When some women refused to jump ship, Joughin forcefully threw them into the lifeboats. He then retreated to his cabin and drank as much whisky as he could preparing himself for the inevitable. He later went out on the B Deck promenade where he threw deck chairs into the ocean so people could use them as flotation devices in the freezing waters. Just as the ship began to make its vertical descent into the cold waters, Joughin clung onto the rails, as depicted in the Hollywood flick. Unfazed, he rode it down like he was in an elevator, and merely stepped off into the freezing water without as much getting his hair wet!

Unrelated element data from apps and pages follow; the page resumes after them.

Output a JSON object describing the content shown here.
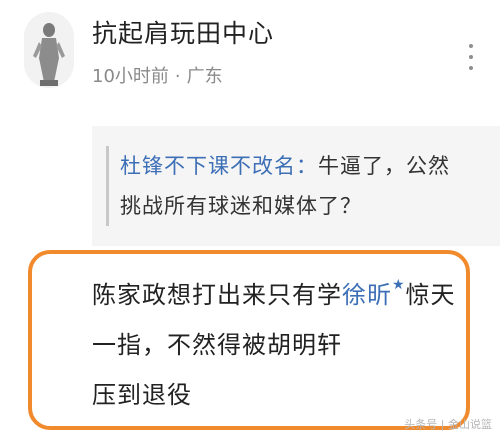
{
  "post": {
    "username": "抗起肩玩田中心",
    "time": "10小时前",
    "separator": "·",
    "location": "广东"
  },
  "quoted": {
    "author": "杜锋不下课不改名：",
    "text_line1": "牛逼了，公然",
    "text_line2": "挑战所有球迷和媒体了？"
  },
  "reply": {
    "line1_pre": "陈家政想打出来只有学",
    "mention": "徐昕",
    "line1_post": "惊天",
    "line2": "一指，不然得被胡明轩",
    "line3": "压到退役"
  },
  "watermark": "头条号 | 金山说篮",
  "colors": {
    "highlight_border": "#f08a2c",
    "link_blue": "#3d6fb6"
  },
  "icons": {
    "more": "vertical-dots-icon",
    "avatar": "statue-avatar",
    "verified": "star-badge-icon"
  }
}
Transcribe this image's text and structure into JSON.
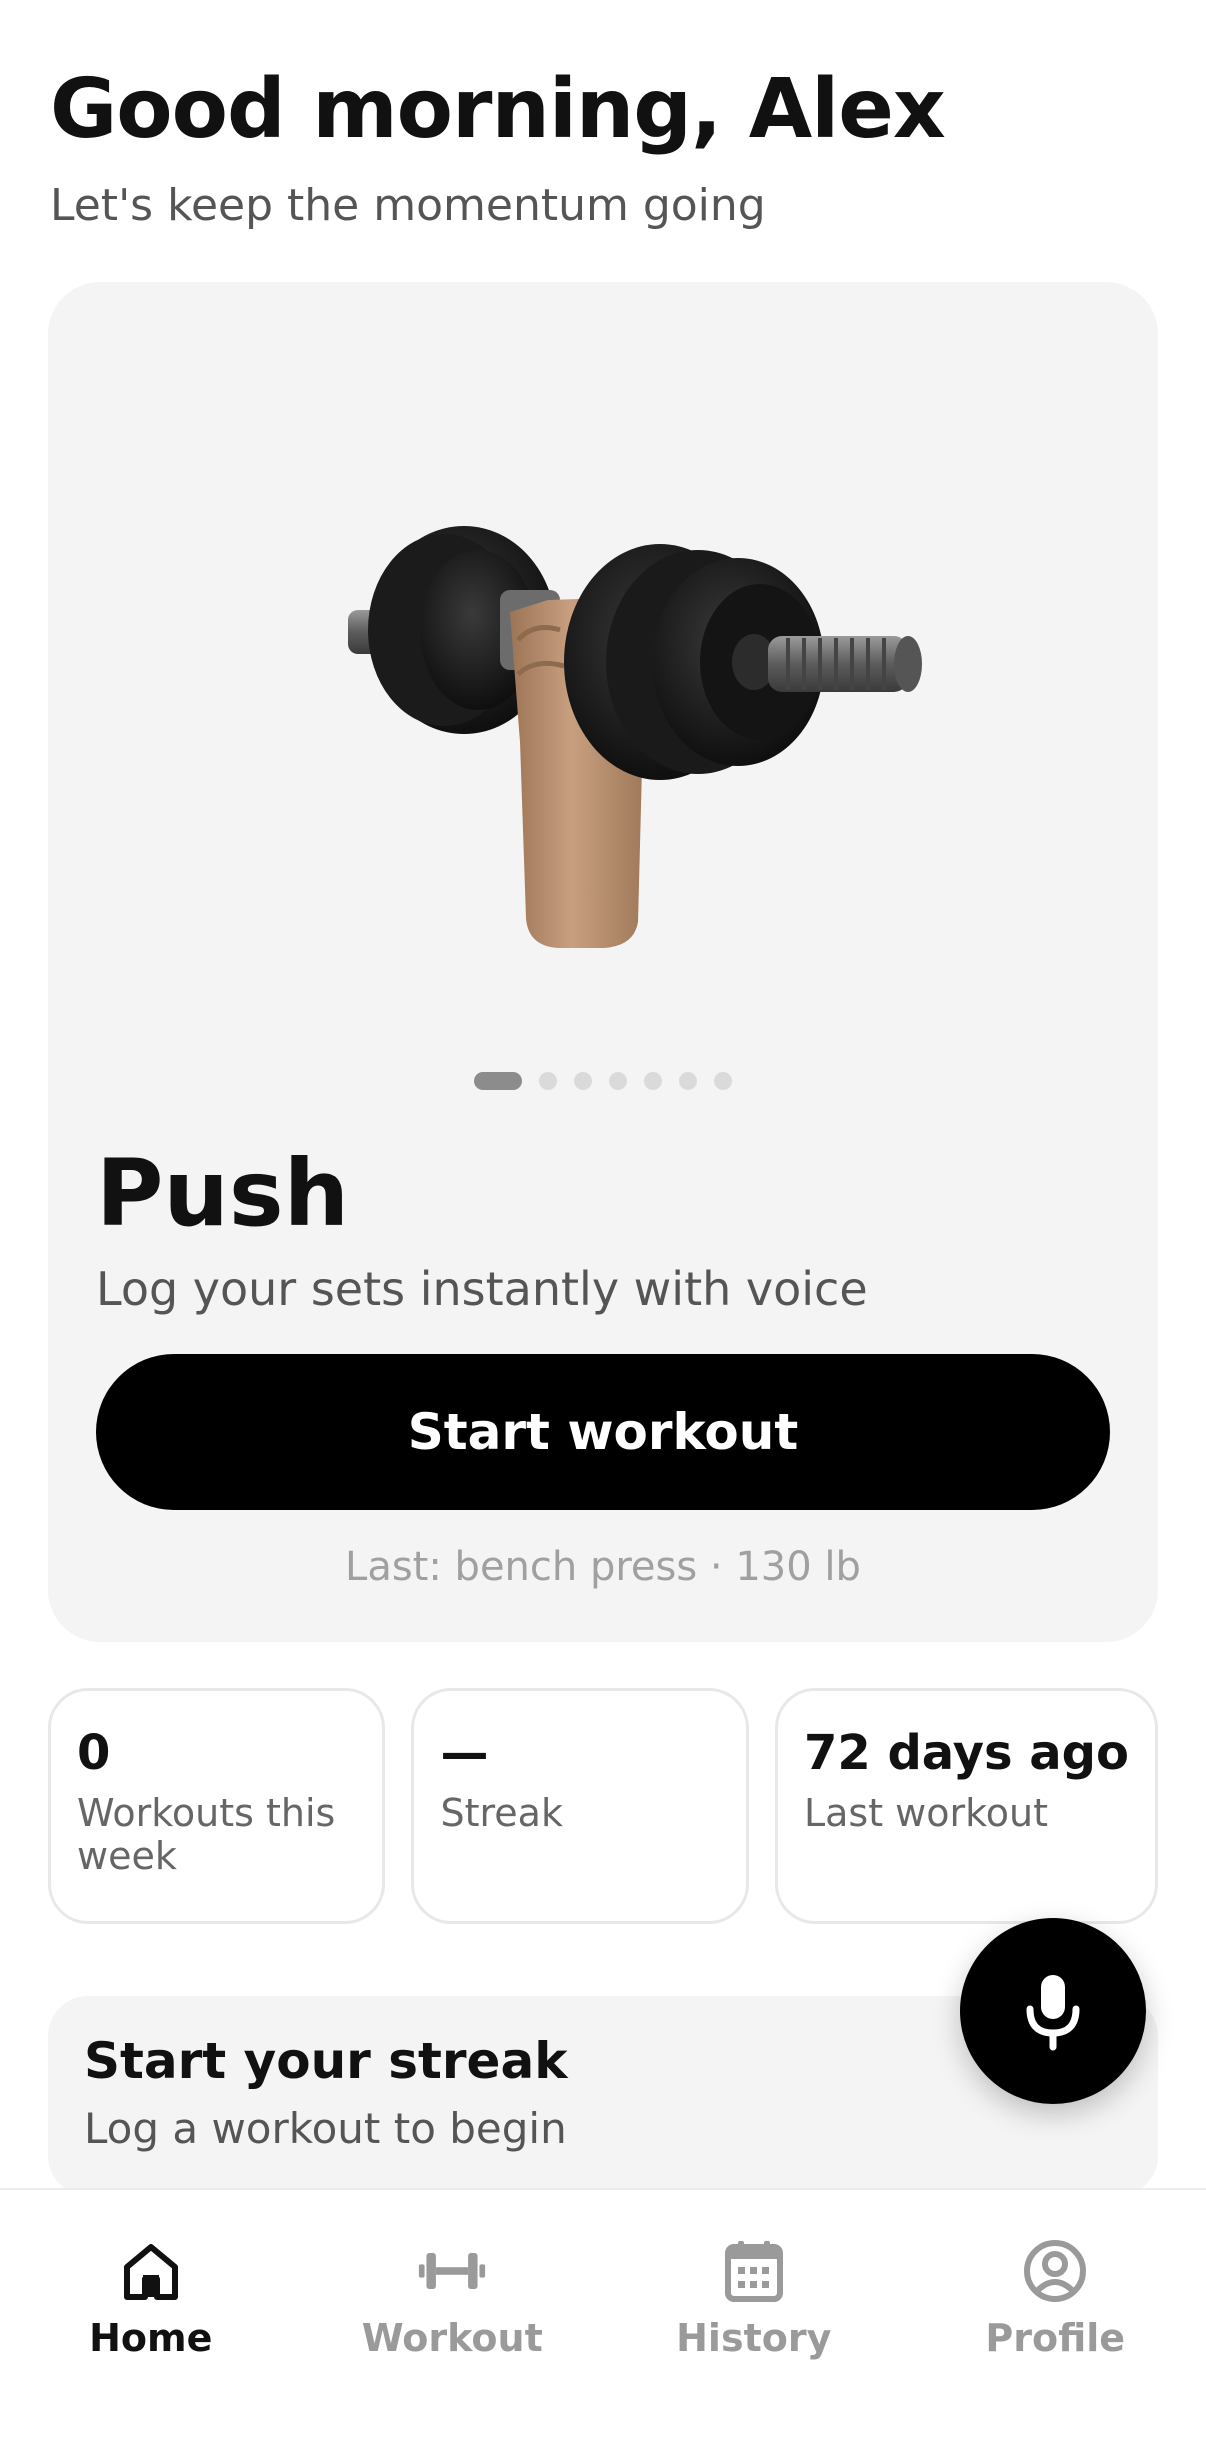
{
  "header": {
    "greeting": "Good morning, Alex",
    "subtitle": "Let's keep the momentum going"
  },
  "hero": {
    "image_icon": "dumbbell-in-hand-illustration",
    "carousel": {
      "total": 7,
      "active_index": 0
    },
    "title": "Push",
    "subtitle": "Log your sets instantly with voice",
    "button_label": "Start workout",
    "last_text": "Last: bench press · 130 lb"
  },
  "stats": [
    {
      "value": "0",
      "label": "Workouts this week"
    },
    {
      "value": "—",
      "label": "Streak"
    },
    {
      "value": "72 days ago",
      "label": "Last workout"
    }
  ],
  "streak_card": {
    "title": "Start your streak",
    "subtitle": "Log a workout to begin"
  },
  "mic_button": {
    "icon": "microphone-icon"
  },
  "tabbar": {
    "active": "home",
    "items": [
      {
        "id": "home",
        "label": "Home",
        "icon": "home-icon"
      },
      {
        "id": "workout",
        "label": "Workout",
        "icon": "dumbbell-icon"
      },
      {
        "id": "history",
        "label": "History",
        "icon": "calendar-icon"
      },
      {
        "id": "profile",
        "label": "Profile",
        "icon": "profile-icon"
      }
    ]
  },
  "colors": {
    "primary": "#000000",
    "card_bg": "#f4f4f4",
    "text": "#111111",
    "muted": "#9a9a9a"
  }
}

For the next two hours in the wee hours of the morning, he managed to stay afloat in the North Atlantic ocean by paddling around in sub-zero temperatures. Under normal circumstances, that would have been enough time to kill anybody, but because he had consumed so much liquor, it actually saved him by keeping him warm. At some point, he spotted an overturned boat, and made his way there, only to realize that there was no space for him. His colleague, Issac Maynard, held his hand while he dangled from the side of the boat till another lifeboat arrived. He swam towards it and climbed onto it, and waited until RMS Carpathia rescued him.
After returning to England, he testified that the incident took place on his day off and that he was in his bunk at the time. He sent as many as 50 loaves of bread as provisions to the lifeboats for the other passengers. Following the disaster, Joughin rejoined the Merchant Navy and served as a baker on the Baltic, the Frankfurt in 1919. He also served in Fort Victoria in 1920. He was also part of another ship that sank, the SS Oregon that went down near the Boston Harbour. He survived that as well. He was also invited to describe his experiences by Walter Lord for his book on the Titanic disaster: A Night To Remember. Joughin eventually emigrated to America and settled in Paterson, New Jersey, where he died on December 9, 1956, from a bout of pneumonia.